Sacred and Profane in India by Vedhant Maharaj, Rebel Base Collective, South Africa located on the edge of the Ganga (Ganges) River in Varanasi imagines a new typology of water purification infrastructure that transcends mere utility. Technical requirements are combined with places for social gathering and cultural rituals, in a set of carefully designed architectural interventions at the threshold between river and land.
Cooling Roof in California, USA by Georgina Baronian, Princeton University explores a prototype for an evaporative roof that uses radiant cooling. The research investigates how to cool large-scale (big box) structures using water on the roof as a thermal insulator and solar reflector.
The project opened in 2015 and foregrounds the value of water as an important resource of urban life.
Territorial Figure in Argentina by Stefano Romagnoli, Juan Cruz Serafini & Tomás Pont, Universidad Nacional de Córdoba proposes an infrastructure for the use of tidal energy in Río Gallegos estuary at Punta Loyola in Argentina. It merges infrastructure, landscape, and architecture in a magnificent natural setting.

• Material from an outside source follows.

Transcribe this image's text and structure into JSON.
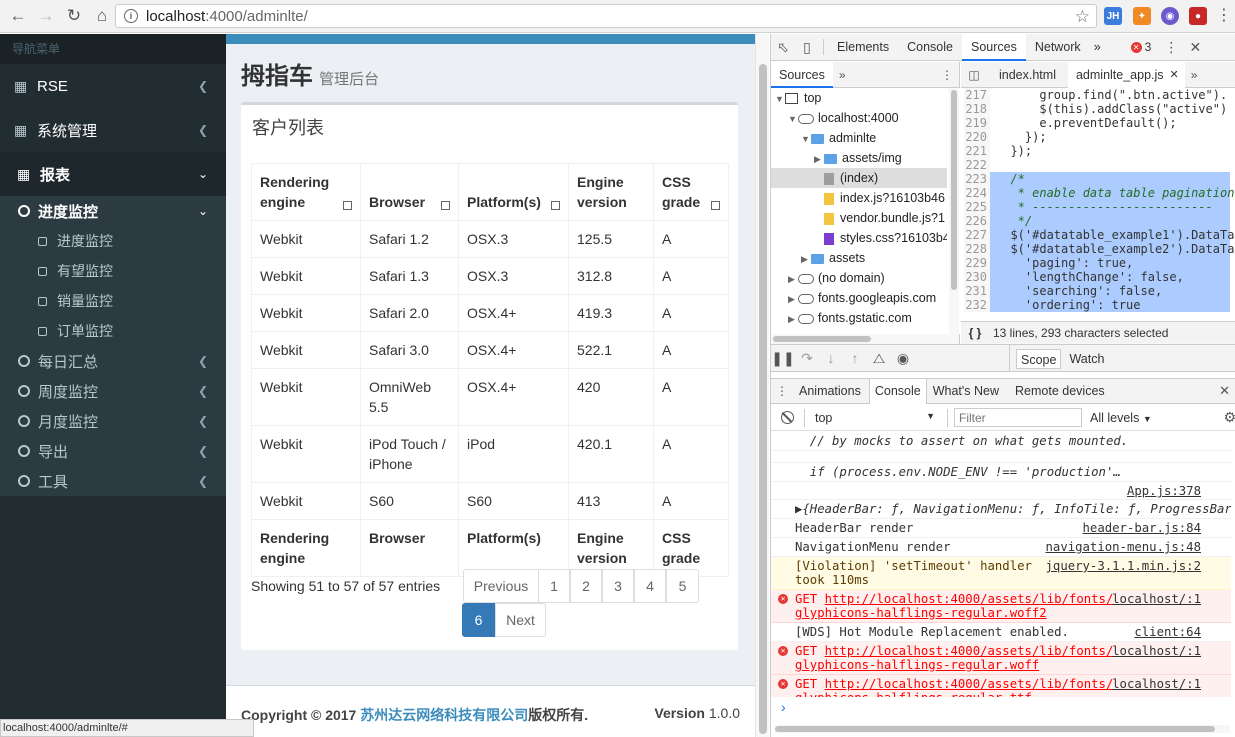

Machinarium in South Africa by Heidi Boulanger, University of Pretoria redefines understandings of industry, proposing a new system of resource exchange between specific production processes. The design explores synergies between a textile manufacturing facility, agricultural fields, and a sewage treatment plant to create a “Machinarium” of mutually interrelated and sustainable systems.
De-Salination in Ireland by András Dankházi, University College Dublin focusses on symbiotic water supply and landscape regeneration. The project reuses the warmed saltwater output from power plants in a mixed-use infrastructure for low-cost desalination to supply water to Dublin’s growing population.

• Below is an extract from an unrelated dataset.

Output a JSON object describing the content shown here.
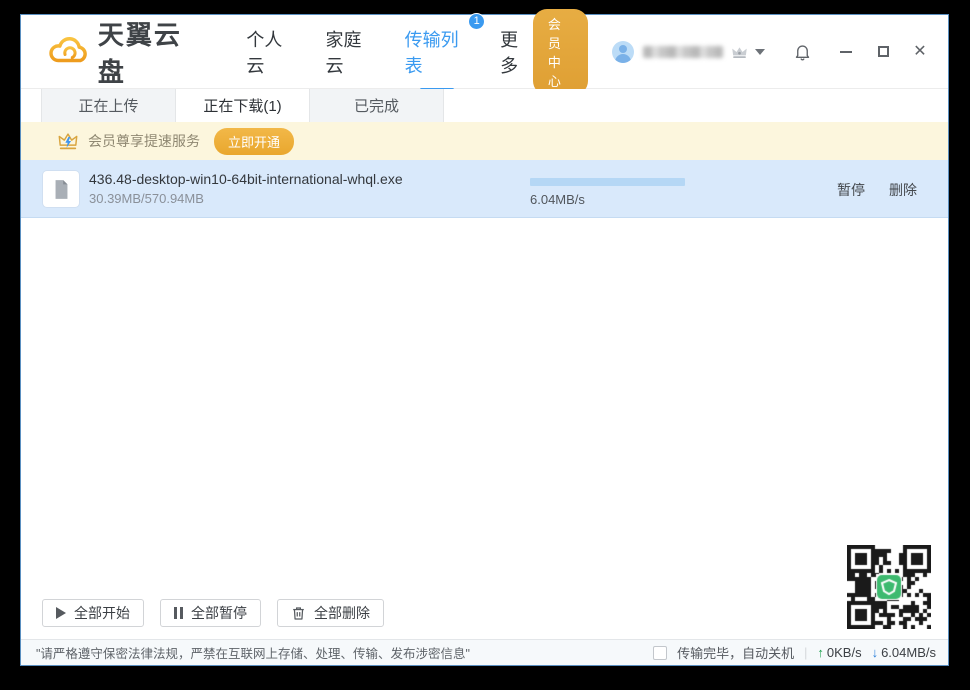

The reverse credit program has been rolled out in the six largest recycling neighborhoods in Cairo – which recycle 20,000 tons of municipal waste per day, managed by small family-owned businesses with a history of more than 70 years in the city. Laila Iskandar is chairperson of CID, an Egyptian consulting firm pursuing holistic growth solutions by bridging corporate and developmental objectives.
Explaining how LafargeHolcim is leading the way in low carbon and circular construction and is already recovering a hundred times more waste than it produces – Magali Anderson, Chief Sustainability Officer of LafargeHolcim and member of the Board of the LafargeHolcim Foundation.
“We must focus on more inclusive development – and look at the quality of urban spaces, health centers and the way we design these facilities for our society,” says Fasil Giorghis, Chair of Conservation of Urban & Architectural Heritage at the Ethiopian Institute of Architecture Building Construction & City Development, and Ambassador of the LafargeHolcim Awards.
“This crisis will force architecture to focus on resilience and adaptability. We need to re-examine how public space is created, and also ensure residential space can accommodate different uses such as working from home,” says Fernando González Piris, Madrid-based architect, at Ensamble Studio & LafargeHolcim Forum 2019 attendee.
“I look forward to a ‘new normal’ where financialization and tourism are no longer the strongest drivers of urban development” – Kaarin Taipale, Finish urban researcher and politician, and a member of the LafargeHolcim Foundation network from the beginning.
“Our profession will go through a revolution in terms of designing antimicrobial building materials,” says Nada Nafeh, from Egypt. The young architect and urban designer is recipient of a Research in Practice Grant of the LafargeHolcim Foundation for Sustainable Construction.